The basic organizational structure of the KGB was created in 1954, when all police departments were reorganized. In the late 1980, the KGB remained a highly centralized institution, with controls implemented by the “Polit-buro” through the KGB headquarters in Moscow.
Structure of the KGB
The KGB organization was originally designated as a “state committee attached to the Council of Ministers.” On July 5th, 1978, a new law on the Council of Ministers changed the status of the KGB, along with that of several other state committees, so that its chairman was a member of the Council of Ministers by law. According to the 1977 Soviet Constitution, the Council of Ministers “coordinates and directs” the work of the ministries and state committees, including the KGB. In practice, however, the KGB had more autonomy than most other government departments and had operated with a large degree of independence from the Council of Ministers. The situation was similar with the Supreme Soviet, which had formal authority over the Council of Ministers and its agencies.

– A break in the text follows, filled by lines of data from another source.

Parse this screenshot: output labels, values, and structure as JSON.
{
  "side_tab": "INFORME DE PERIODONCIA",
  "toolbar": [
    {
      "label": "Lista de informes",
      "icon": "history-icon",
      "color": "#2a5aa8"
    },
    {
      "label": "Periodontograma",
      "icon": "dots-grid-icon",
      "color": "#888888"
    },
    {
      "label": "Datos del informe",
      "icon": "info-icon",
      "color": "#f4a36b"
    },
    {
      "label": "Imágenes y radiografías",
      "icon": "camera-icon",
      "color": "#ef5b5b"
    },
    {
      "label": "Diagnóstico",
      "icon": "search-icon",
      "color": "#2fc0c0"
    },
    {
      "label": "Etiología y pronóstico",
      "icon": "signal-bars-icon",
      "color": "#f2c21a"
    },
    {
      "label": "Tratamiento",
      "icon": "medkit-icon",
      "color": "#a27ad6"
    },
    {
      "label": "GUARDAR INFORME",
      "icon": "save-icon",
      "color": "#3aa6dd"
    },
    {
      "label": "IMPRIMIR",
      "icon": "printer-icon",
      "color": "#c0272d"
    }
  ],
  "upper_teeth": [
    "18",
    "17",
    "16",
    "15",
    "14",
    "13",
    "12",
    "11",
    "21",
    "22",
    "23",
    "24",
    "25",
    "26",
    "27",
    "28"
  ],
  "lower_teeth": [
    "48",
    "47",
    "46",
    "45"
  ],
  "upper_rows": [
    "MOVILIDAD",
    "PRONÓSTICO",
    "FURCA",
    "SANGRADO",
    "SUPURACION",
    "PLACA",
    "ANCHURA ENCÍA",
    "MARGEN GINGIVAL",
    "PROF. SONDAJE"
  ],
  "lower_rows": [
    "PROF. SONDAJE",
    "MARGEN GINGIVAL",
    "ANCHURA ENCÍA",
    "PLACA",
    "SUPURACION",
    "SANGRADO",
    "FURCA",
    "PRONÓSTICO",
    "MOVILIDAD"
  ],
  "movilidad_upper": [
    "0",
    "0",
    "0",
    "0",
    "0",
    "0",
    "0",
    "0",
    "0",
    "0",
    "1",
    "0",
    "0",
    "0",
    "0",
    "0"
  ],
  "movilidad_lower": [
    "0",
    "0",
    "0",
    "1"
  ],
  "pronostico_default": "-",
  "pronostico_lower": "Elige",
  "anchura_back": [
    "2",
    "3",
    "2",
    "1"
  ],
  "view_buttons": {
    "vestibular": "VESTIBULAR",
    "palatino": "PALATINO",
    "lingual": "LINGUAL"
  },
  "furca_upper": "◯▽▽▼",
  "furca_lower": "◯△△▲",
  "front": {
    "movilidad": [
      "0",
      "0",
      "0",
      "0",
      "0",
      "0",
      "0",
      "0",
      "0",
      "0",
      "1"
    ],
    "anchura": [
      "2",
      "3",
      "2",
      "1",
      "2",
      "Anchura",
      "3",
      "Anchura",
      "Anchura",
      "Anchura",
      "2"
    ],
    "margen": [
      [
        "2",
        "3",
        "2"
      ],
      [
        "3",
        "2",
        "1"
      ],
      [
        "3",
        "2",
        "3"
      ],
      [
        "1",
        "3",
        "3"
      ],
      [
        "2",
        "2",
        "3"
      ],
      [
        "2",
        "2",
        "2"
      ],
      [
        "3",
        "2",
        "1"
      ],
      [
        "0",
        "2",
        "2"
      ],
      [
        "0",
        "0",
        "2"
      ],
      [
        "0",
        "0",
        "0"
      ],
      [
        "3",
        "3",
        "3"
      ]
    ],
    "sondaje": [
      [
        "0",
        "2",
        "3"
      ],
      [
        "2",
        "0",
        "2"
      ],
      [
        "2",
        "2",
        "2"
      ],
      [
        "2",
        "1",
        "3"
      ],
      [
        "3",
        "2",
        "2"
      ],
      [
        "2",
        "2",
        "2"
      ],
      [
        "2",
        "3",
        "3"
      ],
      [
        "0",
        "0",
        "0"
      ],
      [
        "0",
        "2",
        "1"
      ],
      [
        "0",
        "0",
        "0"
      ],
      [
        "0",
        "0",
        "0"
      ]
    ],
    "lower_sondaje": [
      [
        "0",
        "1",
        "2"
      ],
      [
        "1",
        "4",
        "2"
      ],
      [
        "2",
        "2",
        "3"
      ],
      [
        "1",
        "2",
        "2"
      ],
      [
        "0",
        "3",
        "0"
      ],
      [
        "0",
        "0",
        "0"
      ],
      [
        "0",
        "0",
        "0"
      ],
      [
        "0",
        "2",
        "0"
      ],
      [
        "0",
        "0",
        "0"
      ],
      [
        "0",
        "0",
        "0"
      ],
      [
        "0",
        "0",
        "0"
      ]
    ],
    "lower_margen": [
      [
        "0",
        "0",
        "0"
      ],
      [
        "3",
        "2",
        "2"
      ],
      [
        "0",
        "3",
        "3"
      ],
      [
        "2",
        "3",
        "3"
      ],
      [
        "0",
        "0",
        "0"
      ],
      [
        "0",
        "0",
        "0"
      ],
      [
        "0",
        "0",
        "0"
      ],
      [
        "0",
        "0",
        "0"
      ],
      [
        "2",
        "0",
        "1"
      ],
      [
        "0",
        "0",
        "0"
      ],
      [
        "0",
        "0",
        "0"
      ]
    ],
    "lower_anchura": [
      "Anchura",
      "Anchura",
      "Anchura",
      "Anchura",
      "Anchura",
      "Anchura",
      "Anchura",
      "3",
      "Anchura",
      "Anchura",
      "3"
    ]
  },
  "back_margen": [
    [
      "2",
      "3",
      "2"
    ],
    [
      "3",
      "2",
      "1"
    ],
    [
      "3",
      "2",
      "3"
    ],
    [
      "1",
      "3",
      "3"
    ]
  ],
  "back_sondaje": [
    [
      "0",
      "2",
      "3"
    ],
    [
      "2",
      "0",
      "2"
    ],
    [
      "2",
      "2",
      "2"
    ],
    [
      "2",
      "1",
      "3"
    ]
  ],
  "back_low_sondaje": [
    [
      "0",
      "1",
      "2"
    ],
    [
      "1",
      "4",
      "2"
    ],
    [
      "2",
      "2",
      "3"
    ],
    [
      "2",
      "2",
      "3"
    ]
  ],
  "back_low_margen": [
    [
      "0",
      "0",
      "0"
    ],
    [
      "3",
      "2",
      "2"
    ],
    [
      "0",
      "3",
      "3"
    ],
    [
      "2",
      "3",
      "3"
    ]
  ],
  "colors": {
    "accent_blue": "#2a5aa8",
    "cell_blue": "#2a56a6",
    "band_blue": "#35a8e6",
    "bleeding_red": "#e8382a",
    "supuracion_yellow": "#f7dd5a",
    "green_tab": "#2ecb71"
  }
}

In 1989, the Supreme Soviet had almost no power over the KGB operations.
The KGB was a union-republic state committee, controlling the fourteen non-Russian republics. (All-union ministries and state committees, by contrast, did not have corresponding branches in the republics but executed their functions directly through Moscow.) The KGB had administrations in the states/county and cities. In the Russian Republic, however, there was no separate KGB. The main KGB administrations in the Russian Republic were subordinated directly to the central KGB offices in Moscow. At the lower levels, autonomous county, cities, and towns had KGB departments or sections.
The KGB also had a broad network of special departments in all major government institutions, enterprises, and factories. They generally consisted of one or more KGB representatives, whose purpose was to ensure the observance of security regulations and to monitor political sentiments among employees. The special departments recruited informers to help them in their tasks. A separate and very extensive network of special departments existed within the armed forces and defense-related institutions.
Publicly named a union-republic agency, the KGB was highly centralized and was controlled rigidly from the top. The KGB central staff kept a close watch over the operations of its branches. Moreover, local government organs had little involvement in local KGB activities. Indeed, the high degree of centralization in the KGB was reflected in the fact that regional KGB branches were not subordinated to the local government, but only to the KGB hierarchy. Thus, they differed from local branches of most union-republic ministerial agencies, such as the MVD, which were subject to dual subordination.
The KGB was directed by a chairman who was formally appointed by the Supreme Soviet but actually was selected by the “Polit-buro” – one or two first deputy chairmen, and several (usually four to six) deputy chairmen. Key decisions were made by the KGB Collegiums, which was a collective leadership department composed of the chairman, deputy chairman, chiefs of certain KGB directorates, and one or two chairmen of republic of the KGB organizations.